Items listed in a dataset
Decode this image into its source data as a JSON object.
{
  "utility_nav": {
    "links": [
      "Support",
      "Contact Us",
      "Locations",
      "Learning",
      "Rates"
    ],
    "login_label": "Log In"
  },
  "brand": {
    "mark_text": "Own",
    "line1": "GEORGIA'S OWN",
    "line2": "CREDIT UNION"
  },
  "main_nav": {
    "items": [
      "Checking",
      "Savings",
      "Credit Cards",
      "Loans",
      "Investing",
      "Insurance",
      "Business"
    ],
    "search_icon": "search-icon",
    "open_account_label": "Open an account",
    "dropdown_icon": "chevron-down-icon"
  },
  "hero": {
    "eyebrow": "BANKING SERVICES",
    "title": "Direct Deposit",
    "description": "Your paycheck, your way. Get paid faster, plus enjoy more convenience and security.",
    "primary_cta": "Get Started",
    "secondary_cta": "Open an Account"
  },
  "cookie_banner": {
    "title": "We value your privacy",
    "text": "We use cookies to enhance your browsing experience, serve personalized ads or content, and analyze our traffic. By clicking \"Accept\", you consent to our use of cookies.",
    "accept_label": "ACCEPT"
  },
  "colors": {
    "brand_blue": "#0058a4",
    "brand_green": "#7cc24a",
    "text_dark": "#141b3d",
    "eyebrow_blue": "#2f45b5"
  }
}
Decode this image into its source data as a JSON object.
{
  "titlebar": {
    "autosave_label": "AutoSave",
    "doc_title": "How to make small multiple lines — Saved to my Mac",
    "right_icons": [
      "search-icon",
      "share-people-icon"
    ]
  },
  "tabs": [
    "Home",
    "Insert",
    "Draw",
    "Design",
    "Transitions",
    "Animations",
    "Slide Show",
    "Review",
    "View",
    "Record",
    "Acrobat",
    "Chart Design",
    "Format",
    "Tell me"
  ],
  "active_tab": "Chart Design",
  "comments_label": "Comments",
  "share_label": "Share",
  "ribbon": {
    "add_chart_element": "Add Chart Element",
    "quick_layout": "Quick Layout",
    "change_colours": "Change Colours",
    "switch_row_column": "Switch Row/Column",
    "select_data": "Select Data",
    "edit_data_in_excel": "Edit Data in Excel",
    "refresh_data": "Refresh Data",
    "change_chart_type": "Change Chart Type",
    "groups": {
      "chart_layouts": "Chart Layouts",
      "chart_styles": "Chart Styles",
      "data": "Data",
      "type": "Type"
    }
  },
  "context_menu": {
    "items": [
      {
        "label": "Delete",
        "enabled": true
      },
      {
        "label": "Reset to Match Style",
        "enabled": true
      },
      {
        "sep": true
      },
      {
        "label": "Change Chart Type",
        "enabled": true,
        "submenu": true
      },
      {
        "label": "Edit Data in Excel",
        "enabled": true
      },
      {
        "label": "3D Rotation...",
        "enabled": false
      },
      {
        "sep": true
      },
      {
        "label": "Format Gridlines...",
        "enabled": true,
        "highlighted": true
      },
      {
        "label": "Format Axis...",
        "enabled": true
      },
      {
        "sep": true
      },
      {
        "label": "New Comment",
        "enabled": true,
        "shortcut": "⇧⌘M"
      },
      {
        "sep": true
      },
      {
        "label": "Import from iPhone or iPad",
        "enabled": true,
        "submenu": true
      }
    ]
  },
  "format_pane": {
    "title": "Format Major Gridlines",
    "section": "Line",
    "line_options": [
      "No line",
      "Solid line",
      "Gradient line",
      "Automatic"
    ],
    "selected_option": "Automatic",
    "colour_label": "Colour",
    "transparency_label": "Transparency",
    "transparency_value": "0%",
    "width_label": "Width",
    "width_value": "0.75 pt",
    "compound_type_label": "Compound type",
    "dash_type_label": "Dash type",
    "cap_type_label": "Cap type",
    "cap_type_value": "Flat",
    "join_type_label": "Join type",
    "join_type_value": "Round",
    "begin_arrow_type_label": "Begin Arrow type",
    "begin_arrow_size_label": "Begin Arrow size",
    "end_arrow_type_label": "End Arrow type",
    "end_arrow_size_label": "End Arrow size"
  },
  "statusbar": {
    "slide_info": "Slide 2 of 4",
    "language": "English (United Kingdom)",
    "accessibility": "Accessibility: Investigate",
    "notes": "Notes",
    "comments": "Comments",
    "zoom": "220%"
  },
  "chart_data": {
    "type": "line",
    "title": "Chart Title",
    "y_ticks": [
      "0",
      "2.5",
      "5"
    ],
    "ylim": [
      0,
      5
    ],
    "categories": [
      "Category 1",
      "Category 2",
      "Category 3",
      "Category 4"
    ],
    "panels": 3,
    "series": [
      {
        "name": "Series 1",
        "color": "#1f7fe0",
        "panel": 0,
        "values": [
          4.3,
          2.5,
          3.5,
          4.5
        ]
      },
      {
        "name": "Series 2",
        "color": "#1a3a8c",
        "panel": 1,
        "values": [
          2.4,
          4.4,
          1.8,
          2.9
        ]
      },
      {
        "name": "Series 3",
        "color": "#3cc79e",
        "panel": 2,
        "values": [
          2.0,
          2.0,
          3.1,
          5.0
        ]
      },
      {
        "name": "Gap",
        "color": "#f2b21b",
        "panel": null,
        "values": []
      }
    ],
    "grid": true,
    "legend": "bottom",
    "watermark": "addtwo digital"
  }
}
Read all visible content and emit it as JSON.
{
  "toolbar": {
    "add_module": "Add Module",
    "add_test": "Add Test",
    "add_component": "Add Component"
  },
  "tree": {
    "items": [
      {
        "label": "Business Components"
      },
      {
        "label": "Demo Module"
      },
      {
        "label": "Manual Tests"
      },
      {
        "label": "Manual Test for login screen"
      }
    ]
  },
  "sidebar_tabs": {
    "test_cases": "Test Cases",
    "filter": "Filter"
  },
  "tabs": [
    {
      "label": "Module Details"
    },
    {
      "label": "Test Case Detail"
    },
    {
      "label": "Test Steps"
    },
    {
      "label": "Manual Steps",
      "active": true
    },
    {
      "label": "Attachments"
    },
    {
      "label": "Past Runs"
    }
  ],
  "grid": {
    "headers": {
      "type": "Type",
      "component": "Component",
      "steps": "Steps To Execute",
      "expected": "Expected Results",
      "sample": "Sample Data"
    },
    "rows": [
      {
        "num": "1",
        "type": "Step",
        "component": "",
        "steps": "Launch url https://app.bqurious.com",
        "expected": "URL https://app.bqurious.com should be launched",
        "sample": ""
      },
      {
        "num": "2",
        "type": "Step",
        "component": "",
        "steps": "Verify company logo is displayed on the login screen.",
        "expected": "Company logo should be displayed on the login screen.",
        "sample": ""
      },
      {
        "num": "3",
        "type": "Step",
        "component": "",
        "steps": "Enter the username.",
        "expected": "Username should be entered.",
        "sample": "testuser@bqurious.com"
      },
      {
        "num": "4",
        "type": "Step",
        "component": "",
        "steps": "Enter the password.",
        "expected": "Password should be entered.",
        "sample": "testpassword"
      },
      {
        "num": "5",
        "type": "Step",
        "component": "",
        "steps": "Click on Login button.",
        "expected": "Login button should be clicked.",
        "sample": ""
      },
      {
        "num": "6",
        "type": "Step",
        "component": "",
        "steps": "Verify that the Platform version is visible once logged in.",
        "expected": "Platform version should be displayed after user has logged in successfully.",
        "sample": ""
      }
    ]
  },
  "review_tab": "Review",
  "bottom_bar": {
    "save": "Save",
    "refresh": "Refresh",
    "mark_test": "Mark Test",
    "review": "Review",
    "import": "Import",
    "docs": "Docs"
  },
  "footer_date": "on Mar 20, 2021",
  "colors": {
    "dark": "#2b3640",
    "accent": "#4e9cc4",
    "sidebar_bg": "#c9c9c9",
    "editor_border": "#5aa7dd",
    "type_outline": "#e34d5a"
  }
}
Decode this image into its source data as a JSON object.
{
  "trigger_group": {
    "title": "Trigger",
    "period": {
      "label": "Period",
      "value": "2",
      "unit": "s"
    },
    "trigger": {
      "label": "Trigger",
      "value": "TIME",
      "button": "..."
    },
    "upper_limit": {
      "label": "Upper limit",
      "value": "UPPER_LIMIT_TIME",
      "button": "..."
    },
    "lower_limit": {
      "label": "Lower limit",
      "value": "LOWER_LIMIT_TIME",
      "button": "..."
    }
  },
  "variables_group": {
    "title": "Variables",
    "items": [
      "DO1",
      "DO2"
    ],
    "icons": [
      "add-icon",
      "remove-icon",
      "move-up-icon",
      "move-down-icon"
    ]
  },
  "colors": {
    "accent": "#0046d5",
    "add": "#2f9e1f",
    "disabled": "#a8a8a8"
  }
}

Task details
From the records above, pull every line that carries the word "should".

Problem solution
        "expected": "URL https://app.bqurious.com should be launched",
        "expected": "Company logo should be displayed on the login screen.",
        "expected": "Username should be entered.",
        "expected": "Password should be entered.",
        "expected": "Login button should be clicked.",
        "expected": "Platform version should be displayed after user has logged in successfully.",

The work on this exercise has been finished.